What is life like for us here? Well, we have a house that we rent, couches, a bed, a bathroom and a shower, a kitchen with a stove and fridge, a dog and cat, etc. There are bedtimes and naptimes; mealtimes and snacktimes; physical headaches and tummy issues; frustrating conversations with each other or with other people; there’s time to get ready for the day, and time to get ready for bed at night; there’s time to spend reading God’s Word and praying to Him; there’s time to plan and work on future projects; there’s time to spend relaxing; there’s time to spend with friends playing games; there’s time to minister to others around us. Sound familiar?
Yader has officially been in our home for over two months now! Time has seemed to fly by! Yader certainly is fully of life. He has brought into our home everything typical for a 2 1/2-year-old. We’ve learned a lot during this short amount of time, but have much more learning to do! Jessie is spending most of her days with Yader at the house right now. We primarily speak Spanish with him, but he’s also learning English. He loves to look at books, and we read to him from Spanish and English books throughout the day.
We had our first home visit this past Thursday! A woman from the Ministry of Families—Adoption Department came over. Timothy happened to be in Matagalpa that day, and she came during Yader’s naptime. So, it was just her and Jessie. She seemed to be a believer, which set the tone of the conversation. Jessie was so encouraged by the visit, and the woman also seemed encouraged by the news as to how well Yader is doing. She kept saying how happy she was that God places adoption on people’s hearts and that they’re obedient to His call to do so. As she spoke, you could see her countenance lifting up the name of the Lord. This was a great reminder of God’s sovereignty in leading us to pursue adoption in the first place, and in bringing Yader into our home. God receives all the glory and praise for this miracle! We are but a vessel He has used. He certainly has an amazing plan for Yader!
‘Adoption out of foster care is not a second best choice. It is not reserved for only those who cannot afford private adoption. It is not just for couples who are unable to have biological children. It is a blessing to parent a child whose beginning to life automatically put him or her in the category of the “least of these”.’ –Caroline Bailey, Missouri Baptist Children’s Home
Please pray for the delivery of school supplies to the little school in Pueblo Nuevo this coming Monday.
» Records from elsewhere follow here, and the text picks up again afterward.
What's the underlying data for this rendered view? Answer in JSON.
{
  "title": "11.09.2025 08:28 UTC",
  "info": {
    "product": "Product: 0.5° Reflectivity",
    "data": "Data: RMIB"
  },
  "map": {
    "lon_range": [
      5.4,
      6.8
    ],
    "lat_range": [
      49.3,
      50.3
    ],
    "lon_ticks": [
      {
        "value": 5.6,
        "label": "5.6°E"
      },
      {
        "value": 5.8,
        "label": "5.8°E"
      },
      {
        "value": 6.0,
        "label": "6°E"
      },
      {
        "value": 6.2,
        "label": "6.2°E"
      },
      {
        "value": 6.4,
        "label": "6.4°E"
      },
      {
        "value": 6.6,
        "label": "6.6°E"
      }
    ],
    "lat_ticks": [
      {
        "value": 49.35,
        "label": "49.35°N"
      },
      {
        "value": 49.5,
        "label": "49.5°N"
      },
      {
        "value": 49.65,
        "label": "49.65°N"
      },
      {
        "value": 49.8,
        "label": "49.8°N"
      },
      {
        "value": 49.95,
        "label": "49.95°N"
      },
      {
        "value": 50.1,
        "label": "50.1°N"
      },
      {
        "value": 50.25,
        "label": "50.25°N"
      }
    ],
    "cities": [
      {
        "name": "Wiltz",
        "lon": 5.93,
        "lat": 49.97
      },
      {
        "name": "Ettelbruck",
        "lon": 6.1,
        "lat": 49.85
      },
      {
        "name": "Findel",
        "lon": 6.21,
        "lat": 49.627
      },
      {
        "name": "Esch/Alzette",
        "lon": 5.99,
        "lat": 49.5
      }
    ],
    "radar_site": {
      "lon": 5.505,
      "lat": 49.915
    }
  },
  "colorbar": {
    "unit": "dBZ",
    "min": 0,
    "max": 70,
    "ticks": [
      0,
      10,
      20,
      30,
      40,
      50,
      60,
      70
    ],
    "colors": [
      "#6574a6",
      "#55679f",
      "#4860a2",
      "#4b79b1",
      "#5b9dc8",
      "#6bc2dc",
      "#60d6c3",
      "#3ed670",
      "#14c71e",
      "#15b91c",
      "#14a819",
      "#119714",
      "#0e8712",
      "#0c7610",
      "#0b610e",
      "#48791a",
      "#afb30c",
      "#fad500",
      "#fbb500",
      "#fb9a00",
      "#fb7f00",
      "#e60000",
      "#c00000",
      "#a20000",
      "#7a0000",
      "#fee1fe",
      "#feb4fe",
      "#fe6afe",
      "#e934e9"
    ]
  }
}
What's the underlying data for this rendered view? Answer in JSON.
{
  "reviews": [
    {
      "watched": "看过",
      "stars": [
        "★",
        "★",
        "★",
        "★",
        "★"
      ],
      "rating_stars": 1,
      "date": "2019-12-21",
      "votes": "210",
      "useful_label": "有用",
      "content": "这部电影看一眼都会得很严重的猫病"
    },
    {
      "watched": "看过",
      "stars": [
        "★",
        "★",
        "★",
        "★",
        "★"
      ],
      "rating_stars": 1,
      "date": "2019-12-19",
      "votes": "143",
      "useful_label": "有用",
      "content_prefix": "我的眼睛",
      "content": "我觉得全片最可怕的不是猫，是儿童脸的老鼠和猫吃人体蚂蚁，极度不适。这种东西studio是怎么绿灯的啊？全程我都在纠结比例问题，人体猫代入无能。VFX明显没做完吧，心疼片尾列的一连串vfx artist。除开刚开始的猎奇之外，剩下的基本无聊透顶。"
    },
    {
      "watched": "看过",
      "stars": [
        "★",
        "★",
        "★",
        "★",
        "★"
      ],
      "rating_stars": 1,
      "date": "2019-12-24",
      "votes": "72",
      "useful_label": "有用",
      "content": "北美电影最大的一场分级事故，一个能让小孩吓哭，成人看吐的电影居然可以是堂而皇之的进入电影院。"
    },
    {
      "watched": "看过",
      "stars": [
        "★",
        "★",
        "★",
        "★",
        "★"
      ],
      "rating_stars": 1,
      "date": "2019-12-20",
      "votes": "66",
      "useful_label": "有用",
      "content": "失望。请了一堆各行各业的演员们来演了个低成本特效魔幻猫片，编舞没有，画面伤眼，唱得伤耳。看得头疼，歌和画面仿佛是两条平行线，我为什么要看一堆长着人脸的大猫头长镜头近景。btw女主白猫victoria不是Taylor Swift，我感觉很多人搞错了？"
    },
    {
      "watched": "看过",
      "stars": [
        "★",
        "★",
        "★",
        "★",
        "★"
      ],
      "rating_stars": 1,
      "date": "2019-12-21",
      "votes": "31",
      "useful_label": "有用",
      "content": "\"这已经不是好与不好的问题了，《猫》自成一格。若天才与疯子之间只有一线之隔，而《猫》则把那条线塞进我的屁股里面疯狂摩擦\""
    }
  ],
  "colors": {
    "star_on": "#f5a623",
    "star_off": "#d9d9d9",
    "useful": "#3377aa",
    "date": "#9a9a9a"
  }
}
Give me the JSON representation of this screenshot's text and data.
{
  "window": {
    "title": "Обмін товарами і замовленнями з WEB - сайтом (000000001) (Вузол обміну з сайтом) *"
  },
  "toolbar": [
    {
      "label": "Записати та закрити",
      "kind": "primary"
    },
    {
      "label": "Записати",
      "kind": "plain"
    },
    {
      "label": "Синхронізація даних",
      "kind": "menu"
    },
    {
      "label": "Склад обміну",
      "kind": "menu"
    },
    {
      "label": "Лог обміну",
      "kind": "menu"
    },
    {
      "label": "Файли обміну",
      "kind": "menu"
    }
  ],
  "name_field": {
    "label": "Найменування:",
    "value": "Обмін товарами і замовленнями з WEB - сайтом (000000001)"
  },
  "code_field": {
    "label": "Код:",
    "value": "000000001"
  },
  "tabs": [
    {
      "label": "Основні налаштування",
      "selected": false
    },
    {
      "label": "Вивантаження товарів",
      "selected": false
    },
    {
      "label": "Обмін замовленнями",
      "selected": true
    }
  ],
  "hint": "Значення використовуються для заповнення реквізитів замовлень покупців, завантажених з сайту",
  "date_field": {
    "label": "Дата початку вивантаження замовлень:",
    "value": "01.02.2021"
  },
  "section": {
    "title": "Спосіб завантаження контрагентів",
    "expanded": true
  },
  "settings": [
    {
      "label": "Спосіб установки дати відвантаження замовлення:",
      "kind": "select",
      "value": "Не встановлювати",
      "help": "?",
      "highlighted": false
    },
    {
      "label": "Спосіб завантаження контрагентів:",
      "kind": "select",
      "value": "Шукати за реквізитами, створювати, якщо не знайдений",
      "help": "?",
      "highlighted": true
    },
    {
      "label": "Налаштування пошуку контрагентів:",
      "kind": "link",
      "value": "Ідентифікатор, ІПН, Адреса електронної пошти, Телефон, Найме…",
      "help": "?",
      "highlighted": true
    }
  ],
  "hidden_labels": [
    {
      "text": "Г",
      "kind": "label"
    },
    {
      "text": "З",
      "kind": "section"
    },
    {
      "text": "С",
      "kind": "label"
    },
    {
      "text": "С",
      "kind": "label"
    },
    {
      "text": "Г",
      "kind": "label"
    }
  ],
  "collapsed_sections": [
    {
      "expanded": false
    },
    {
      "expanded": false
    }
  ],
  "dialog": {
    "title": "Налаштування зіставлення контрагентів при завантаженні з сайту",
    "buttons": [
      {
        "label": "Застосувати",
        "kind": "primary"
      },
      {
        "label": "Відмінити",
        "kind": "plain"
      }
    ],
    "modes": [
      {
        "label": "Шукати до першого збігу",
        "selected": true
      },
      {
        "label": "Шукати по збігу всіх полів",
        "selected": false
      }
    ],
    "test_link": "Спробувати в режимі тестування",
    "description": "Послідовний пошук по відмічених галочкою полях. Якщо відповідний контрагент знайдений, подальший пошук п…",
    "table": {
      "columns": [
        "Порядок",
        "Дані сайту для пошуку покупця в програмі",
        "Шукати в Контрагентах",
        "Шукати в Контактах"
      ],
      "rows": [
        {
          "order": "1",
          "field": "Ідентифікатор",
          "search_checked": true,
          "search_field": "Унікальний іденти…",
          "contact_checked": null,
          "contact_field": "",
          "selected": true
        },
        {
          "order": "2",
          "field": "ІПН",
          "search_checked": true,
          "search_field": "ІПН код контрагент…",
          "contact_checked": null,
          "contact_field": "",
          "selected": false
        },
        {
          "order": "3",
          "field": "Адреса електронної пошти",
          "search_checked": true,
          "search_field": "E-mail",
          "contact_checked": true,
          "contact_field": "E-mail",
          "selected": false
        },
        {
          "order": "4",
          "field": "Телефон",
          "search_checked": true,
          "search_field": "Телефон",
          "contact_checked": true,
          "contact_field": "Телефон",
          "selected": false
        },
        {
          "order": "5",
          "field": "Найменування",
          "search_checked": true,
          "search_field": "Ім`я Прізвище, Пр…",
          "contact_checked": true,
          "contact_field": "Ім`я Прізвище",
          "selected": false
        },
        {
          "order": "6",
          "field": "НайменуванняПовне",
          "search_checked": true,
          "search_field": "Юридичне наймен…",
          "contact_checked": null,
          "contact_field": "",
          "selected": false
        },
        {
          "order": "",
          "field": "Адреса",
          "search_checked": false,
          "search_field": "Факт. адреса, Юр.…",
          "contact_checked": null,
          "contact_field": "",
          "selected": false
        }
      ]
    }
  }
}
This marks the 3rd year to donate supplies to 85 children as they begin their school year. This ministry has opened many doors of sharing the Gospel and building relationships with people from this community.